Data excerpts:
* * * *

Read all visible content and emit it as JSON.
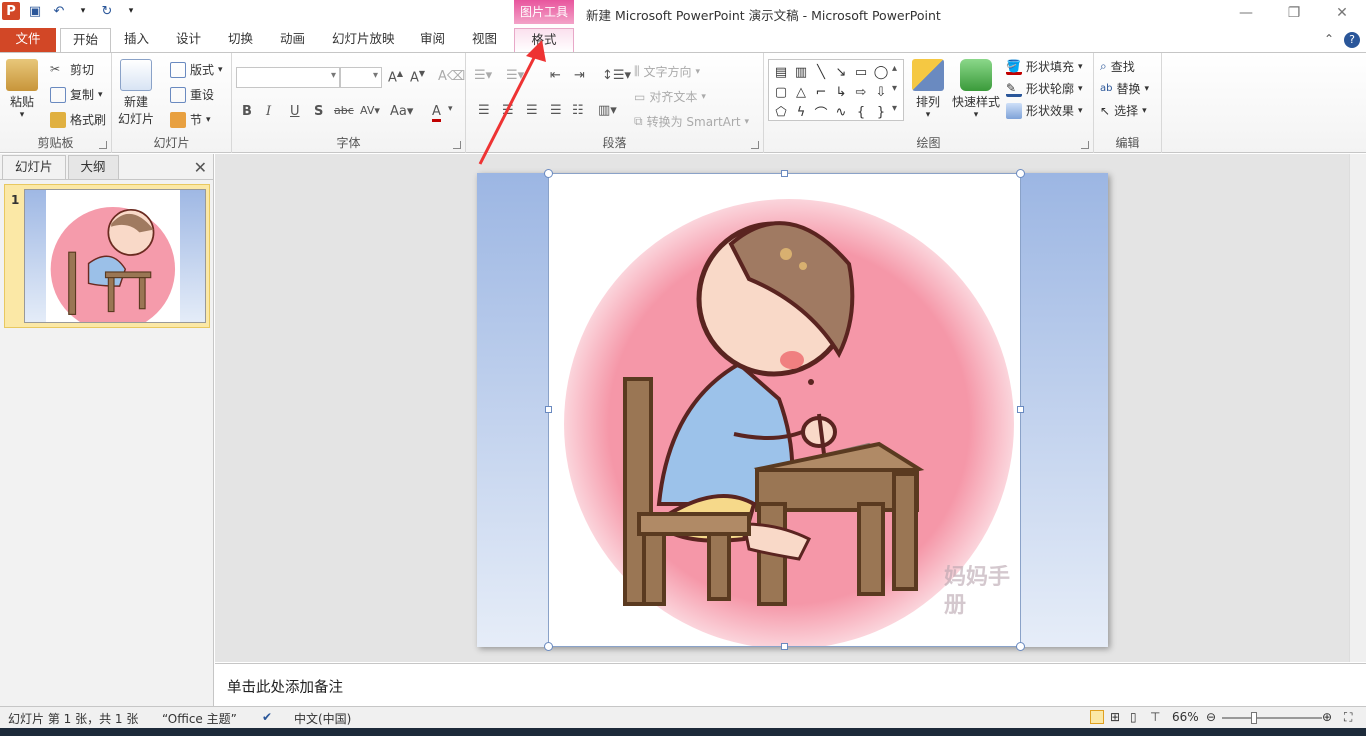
{
  "window": {
    "title": "新建 Microsoft PowerPoint 演示文稿 - Microsoft PowerPoint",
    "context_tab_header": "图片工具"
  },
  "tabs": [
    {
      "label": "文件"
    },
    {
      "label": "开始"
    },
    {
      "label": "插入"
    },
    {
      "label": "设计"
    },
    {
      "label": "切换"
    },
    {
      "label": "动画"
    },
    {
      "label": "幻灯片放映"
    },
    {
      "label": "审阅"
    },
    {
      "label": "视图"
    },
    {
      "label": "格式"
    }
  ],
  "ribbon": {
    "clipboard": {
      "label": "剪贴板",
      "paste": "粘贴",
      "cut": "剪切",
      "copy": "复制",
      "format_painter": "格式刷"
    },
    "slides": {
      "label": "幻灯片",
      "new_slide_1": "新建",
      "new_slide_2": "幻灯片",
      "layout": "版式",
      "reset": "重设",
      "section": "节"
    },
    "font": {
      "label": "字体"
    },
    "paragraph": {
      "label": "段落",
      "text_direction": "文字方向",
      "align_text": "对齐文本",
      "smartart": "转换为 SmartArt"
    },
    "drawing": {
      "label": "绘图",
      "arrange": "排列",
      "quick_styles": "快速样式",
      "shape_fill": "形状填充",
      "shape_outline": "形状轮廓",
      "shape_effects": "形状效果"
    },
    "editing": {
      "label": "编辑",
      "find": "查找",
      "replace": "替换",
      "select": "选择"
    }
  },
  "left_pane": {
    "tab_slides": "幻灯片",
    "tab_outline": "大纲",
    "close": "✕",
    "slide_number": "1"
  },
  "notes": {
    "placeholder": "单击此处添加备注"
  },
  "status": {
    "slide_info": "幻灯片 第 1 张，共 1 张",
    "theme": "“Office 主题”",
    "language": "中文(中国)",
    "zoom": "66%"
  },
  "watermark": "妈妈手册",
  "colors": {
    "file_tab": "#d24726",
    "context_tab": "#e8559d",
    "annotation_arrow": "#ee3333"
  }
}
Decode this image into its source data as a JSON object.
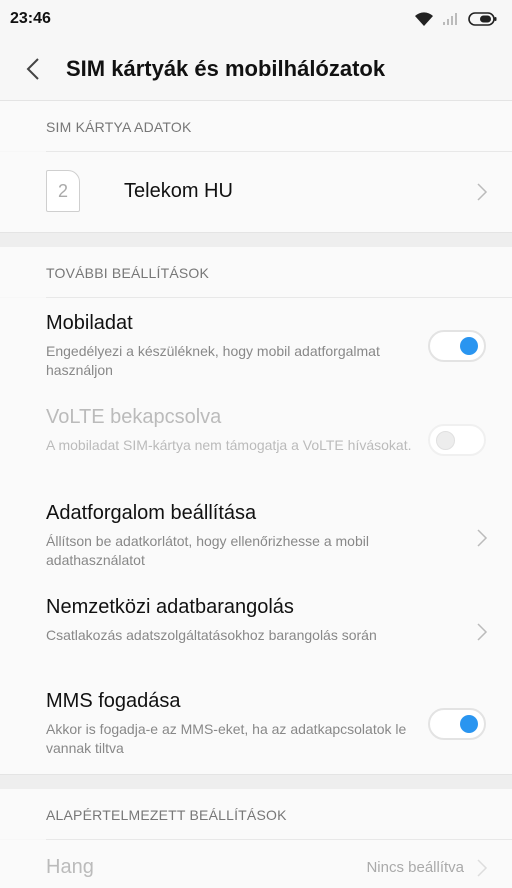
{
  "status": {
    "time": "23:46"
  },
  "header": {
    "title": "SIM kártyák és mobilhálózatok"
  },
  "sim_section": {
    "label": "SIM KÁRTYA ADATOK",
    "sim": {
      "slot_number": "2",
      "operator": "Telekom HU"
    }
  },
  "more_section": {
    "label": "TOVÁBBI BEÁLLÍTÁSOK",
    "items": [
      {
        "title": "Mobiladat",
        "subtitle": "Engedélyezi a készüléknek, hogy mobil adatforgalmat használjon",
        "toggle": "on"
      },
      {
        "title": "VoLTE bekapcsolva",
        "subtitle": "A mobiladat SIM-kártya nem támogatja a VoLTE hívásokat.",
        "toggle": "off-disabled"
      },
      {
        "title": "Adatforgalom beállítása",
        "subtitle": "Állítson be adatkorlátot, hogy ellenőrizhesse a mobil adathasználatot"
      },
      {
        "title": "Nemzetközi adatbarangolás",
        "subtitle": "Csatlakozás adatszolgáltatásokhoz barangolás során"
      },
      {
        "title": "MMS fogadása",
        "subtitle": "Akkor is fogadja-e az MMS-eket, ha az adatkapcsolatok le vannak tiltva",
        "toggle": "on"
      }
    ]
  },
  "default_section": {
    "label": "ALAPÉRTELMEZETT BEÁLLÍTÁSOK",
    "items": [
      {
        "title": "Hang",
        "value": "Nincs beállítva"
      }
    ]
  },
  "colors": {
    "accent": "#2a95f0"
  }
}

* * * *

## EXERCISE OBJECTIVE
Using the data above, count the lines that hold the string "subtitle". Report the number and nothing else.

## SOLVED PROBLEM
5